Another issue is that Alex Thomson, the skipper who raised the issue with  the committee, asking them to look into whether some boats had crossed the  TSS incorrectly, is now being heralded as the villain for his actions,  especially in France. This is because the race committee asked him to  protest the boats that he felt infringed, which he did. It’s a self  policing sport, and happens all the time, nothing wrong there. What it did  though was put the onus on him and not the committee. I don’t think this  should have ever been the case, this was something they could have looked  into and protested the boats for once it was brought to their attention  themselves. And if they didn’t agree with what he raised, it would have  been thrown out or simply given as a ‘non incident’. Again something that  happens all the time in our sport.

All this led to comments on the French version of the Vendee Globe website,  many quite insulting (to put it politely) towards Alex, his team, and ‘les  glouches’. A real shame as he is having a fantastic race so far.

Some claim it is a difference in how the French and British view the rules  on this. But 3 French, 1 Spanish, 1 Swiss, 1 Polish AND a Brit got  penalties? And at least 1 French skipper, Jean Pierre Dick, claimed to know  the rule and ‘tried his best’ to avoid it…

So, lessons learnt?

1) Make all TSS for offshore racing and record breaking attempts from this  day onwards, a no-go zone with a DSQ as a penalty for infringement.

Personally as a solo skipper, racing around coastal waters on the Figaro  circuit, it’s the only way to create clarity. What really is crossing at 90  degrees? And how can you prove you did that to the best of your ability  over someone else? And is that really racing? I don’t think so, let’s just  avoid them all together.

*If you do have a problem and enter the TSS by accident, you could ask for  redress, and follow normal COLREG’s during the incident.
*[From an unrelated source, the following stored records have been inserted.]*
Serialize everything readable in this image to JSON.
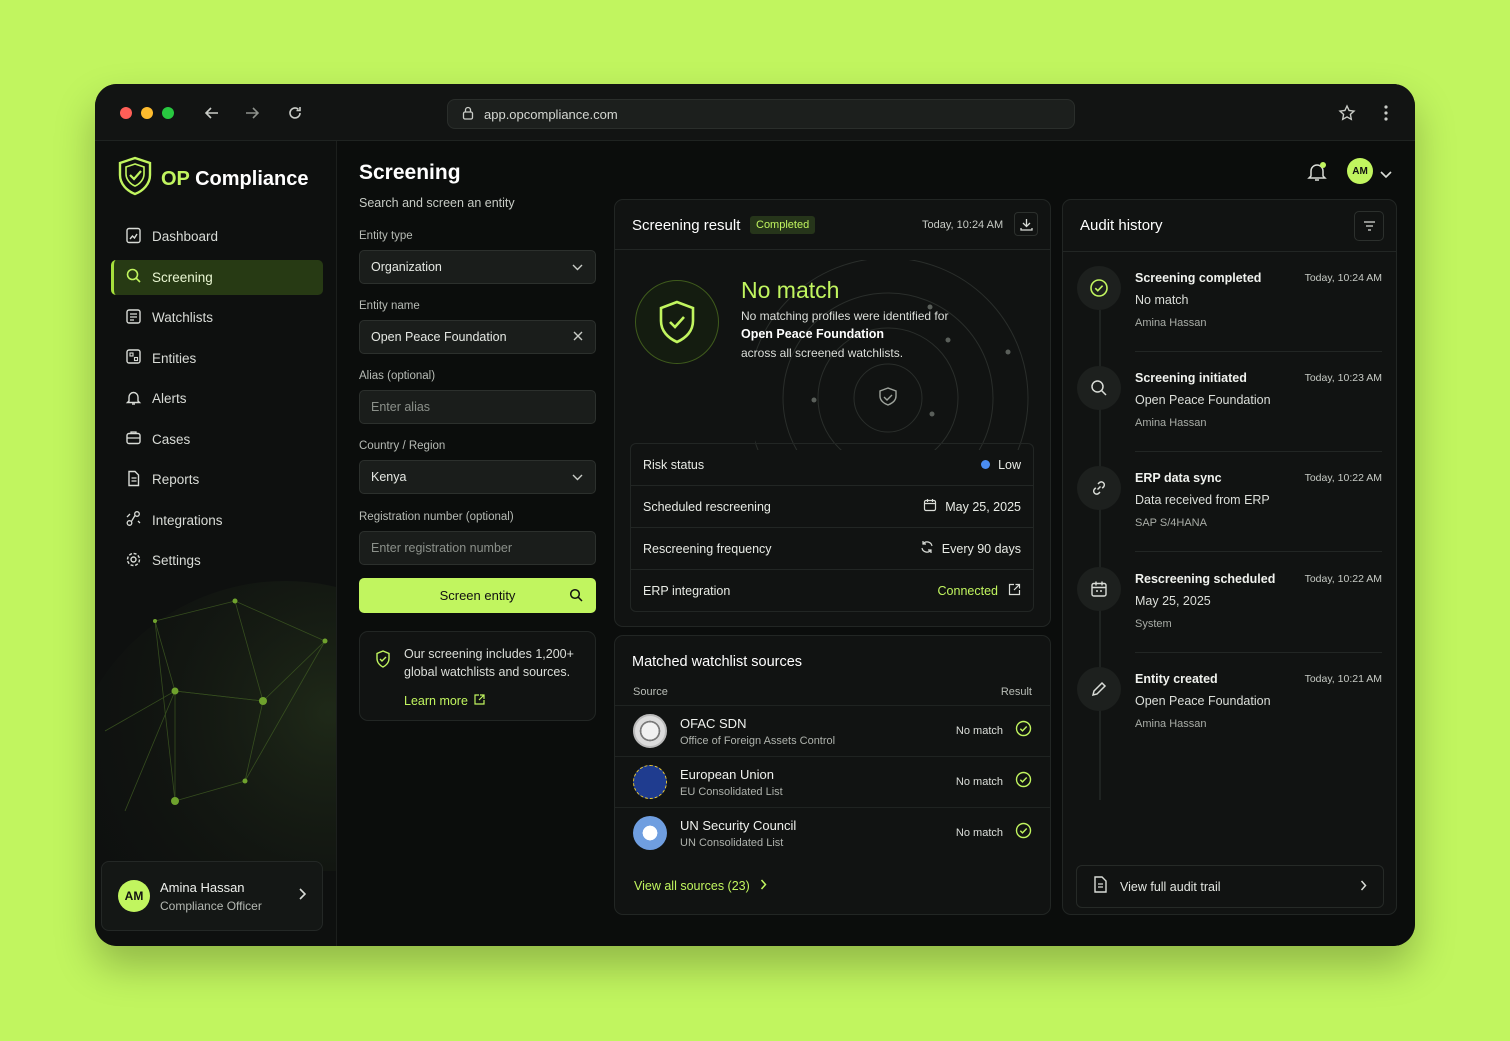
{
  "browser": {
    "url": "app.opcompliance.com"
  },
  "brand": {
    "prefix": "OP",
    "name": "Compliance"
  },
  "nav": [
    {
      "label": "Dashboard",
      "icon": "dashboard-icon"
    },
    {
      "label": "Screening",
      "icon": "search-icon",
      "active": true
    },
    {
      "label": "Watchlists",
      "icon": "list-icon"
    },
    {
      "label": "Entities",
      "icon": "entities-icon"
    },
    {
      "label": "Alerts",
      "icon": "bell-icon"
    },
    {
      "label": "Cases",
      "icon": "briefcase-icon"
    },
    {
      "label": "Reports",
      "icon": "document-icon"
    },
    {
      "label": "Integrations",
      "icon": "integrations-icon"
    },
    {
      "label": "Settings",
      "icon": "gear-icon"
    }
  ],
  "user": {
    "initials": "AM",
    "name": "Amina Hassan",
    "role": "Compliance Officer"
  },
  "page": {
    "title": "Screening",
    "subtitle": "Search and screen an entity"
  },
  "form": {
    "entity_type_label": "Entity type",
    "entity_type_value": "Organization",
    "entity_name_label": "Entity name",
    "entity_name_value": "Open Peace Foundation",
    "alias_label": "Alias (optional)",
    "alias_placeholder": "Enter alias",
    "country_label": "Country / Region",
    "country_value": "Kenya",
    "reg_label": "Registration number (optional)",
    "reg_placeholder": "Enter registration number",
    "submit": "Screen entity"
  },
  "info": {
    "text": "Our screening includes 1,200+ global watchlists and sources.",
    "link": "Learn more"
  },
  "result": {
    "title": "Screening result",
    "badge": "Completed",
    "time": "Today, 10:24 AM",
    "headline": "No match",
    "desc_1": "No matching profiles were identified for",
    "entity": "Open Peace Foundation",
    "desc_2": "across all screened watchlists.",
    "rows": [
      {
        "label": "Risk status",
        "value": "Low"
      },
      {
        "label": "Scheduled rescreening",
        "value": "May 25, 2025"
      },
      {
        "label": "Rescreening frequency",
        "value": "Every 90 days"
      },
      {
        "label": "ERP integration",
        "value": "Connected"
      }
    ]
  },
  "sources": {
    "title": "Matched watchlist sources",
    "col_source": "Source",
    "col_result": "Result",
    "items": [
      {
        "name": "OFAC SDN",
        "sub": "Office of Foreign Assets Control",
        "result": "No match"
      },
      {
        "name": "European Union",
        "sub": "EU Consolidated List",
        "result": "No match"
      },
      {
        "name": "UN Security Council",
        "sub": "UN Consolidated List",
        "result": "No match"
      }
    ],
    "view_all": "View all sources (23)"
  },
  "audit": {
    "title": "Audit history",
    "items": [
      {
        "title": "Screening completed",
        "time": "Today, 10:24 AM",
        "detail": "No match",
        "by": "Amina Hassan",
        "icon": "check-circle-icon"
      },
      {
        "title": "Screening initiated",
        "time": "Today, 10:23 AM",
        "detail": "Open Peace Foundation",
        "by": "Amina Hassan",
        "icon": "search-icon"
      },
      {
        "title": "ERP data sync",
        "time": "Today, 10:22 AM",
        "detail": "Data received from ERP",
        "by": "SAP S/4HANA",
        "icon": "link-icon"
      },
      {
        "title": "Rescreening scheduled",
        "time": "Today, 10:22 AM",
        "detail": "May 25, 2025",
        "by": "System",
        "icon": "calendar-icon"
      },
      {
        "title": "Entity created",
        "time": "Today, 10:21 AM",
        "detail": "Open Peace Foundation",
        "by": "Amina Hassan",
        "icon": "pencil-icon"
      }
    ],
    "view_full": "View full audit trail"
  },
  "colors": {
    "accent": "#c1f55f",
    "background": "#0b0d0c",
    "risk_low": "#4a8cf0"
  }
}
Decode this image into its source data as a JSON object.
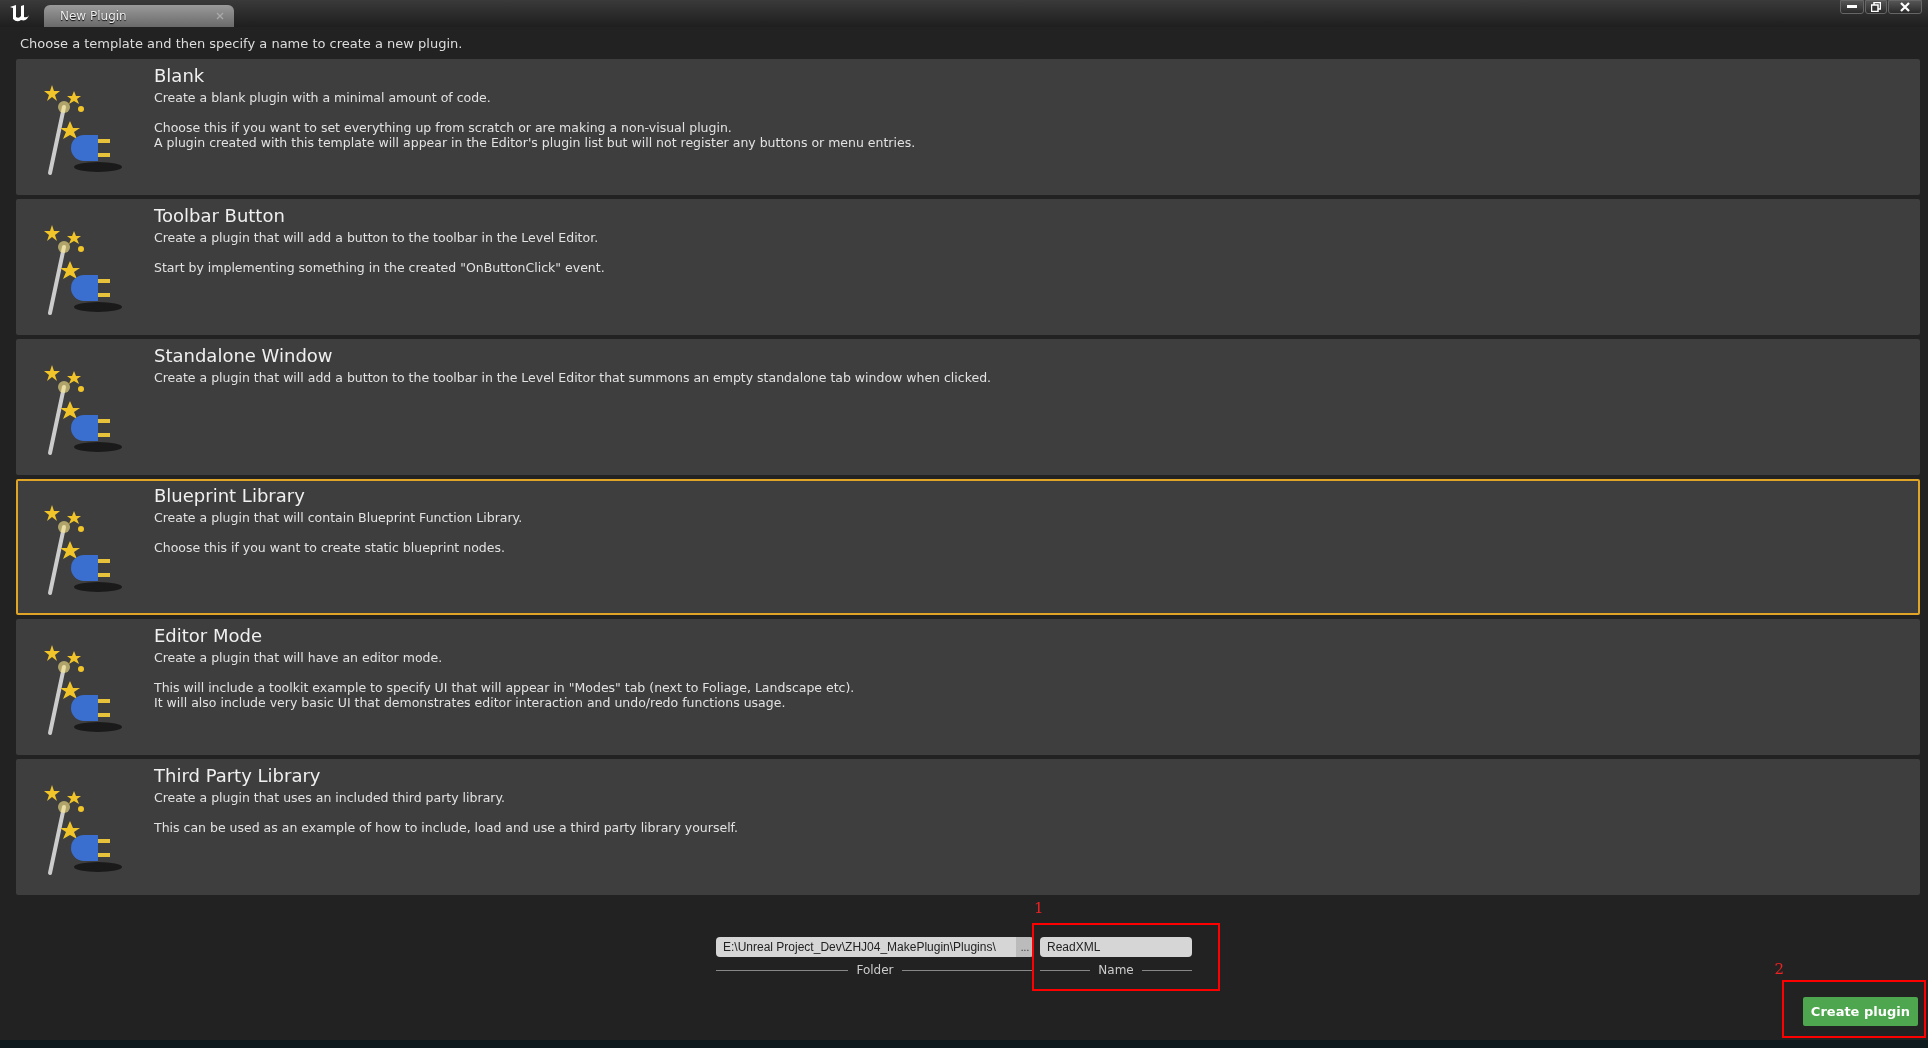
{
  "window": {
    "tab_title": "New Plugin"
  },
  "instructions": "Choose a template and then specify a name to create a new plugin.",
  "templates": [
    {
      "title": "Blank",
      "paragraphs": [
        [
          "Create a blank plugin with a minimal amount of code."
        ],
        [
          "Choose this if you want to set everything up from scratch or are making a non-visual plugin.",
          "A plugin created with this template will appear in the Editor's plugin list but will not register any buttons or menu entries."
        ]
      ],
      "selected": false
    },
    {
      "title": "Toolbar Button",
      "paragraphs": [
        [
          "Create a plugin that will add a button to the toolbar in the Level Editor."
        ],
        [
          "Start by implementing something in the created \"OnButtonClick\" event."
        ]
      ],
      "selected": false
    },
    {
      "title": "Standalone Window",
      "paragraphs": [
        [
          "Create a plugin that will add a button to the toolbar in the Level Editor that summons an empty standalone tab window when clicked."
        ]
      ],
      "selected": false
    },
    {
      "title": "Blueprint Library",
      "paragraphs": [
        [
          "Create a plugin that will contain Blueprint Function Library."
        ],
        [
          "Choose this if you want to create static blueprint nodes."
        ]
      ],
      "selected": true
    },
    {
      "title": "Editor Mode",
      "paragraphs": [
        [
          "Create a plugin that will have an editor mode."
        ],
        [
          "This will include a toolkit example to specify UI that will appear in \"Modes\" tab (next to Foliage, Landscape etc).",
          "It will also include very basic UI that demonstrates editor interaction and undo/redo functions usage."
        ]
      ],
      "selected": false
    },
    {
      "title": "Third Party Library",
      "paragraphs": [
        [
          "Create a plugin that uses an included third party library."
        ],
        [
          "This can be used as an example of how to include, load and use a third party library yourself."
        ]
      ],
      "selected": false
    }
  ],
  "folder": {
    "value": "E:\\Unreal Project_Dev\\ZHJ04_MakePlugin\\Plugins\\",
    "browse": "...",
    "label": "Folder"
  },
  "name": {
    "value": "ReadXML",
    "label": "Name"
  },
  "create_button": "Create plugin",
  "annotations": [
    "1",
    "2"
  ]
}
State to all ships  on CH16 you have a restricted ability to manoeuvre, you inform the  coastguard of why you are crossing incorrectly and ask them to put out a  notice to all ships to keep clear of you, giving your position and current  COG/SOG. While there may be an argument for difficulty in manoeuvring being  solo in big 60ft boats, you plan the TSS into your race strategy, simple –  you don’t (or shouldn’t!) hit land because it got in your way, you plan to  avoid it, you don’t go over a sand bank because it got in your way and you
don’t go in a TSS because it will get you DSQ…

2) Power to race committees to protest boats for such infringement, without  the need of input from skippers would also stop the situation with Alex.  It’s not cricket, do we really need to appeal for someone to be given out,  or deemed to have not played by the rules?

3) A solution for time penalties

Being able to do them at your own discretion in my eyes isn’t a fair way of  doing it. Anybody know the historic penalties that people have been given  in the Vendee Globe? Any suggestions?

Overall it is an interesting situation and I am sure many lessons will have been learnt from it. Issues like this are actually more prominent in the  Figaro than the Vendee due to close proximity of the racing in coastal  waters. Why not let’s use a set standard of rules across all races and  record attempts from here on in? I would be very interested to hear any  alternative opinions if anyone has them? And I apologies in advance for any  factually incorrect statements I may have made… – Henry Bomby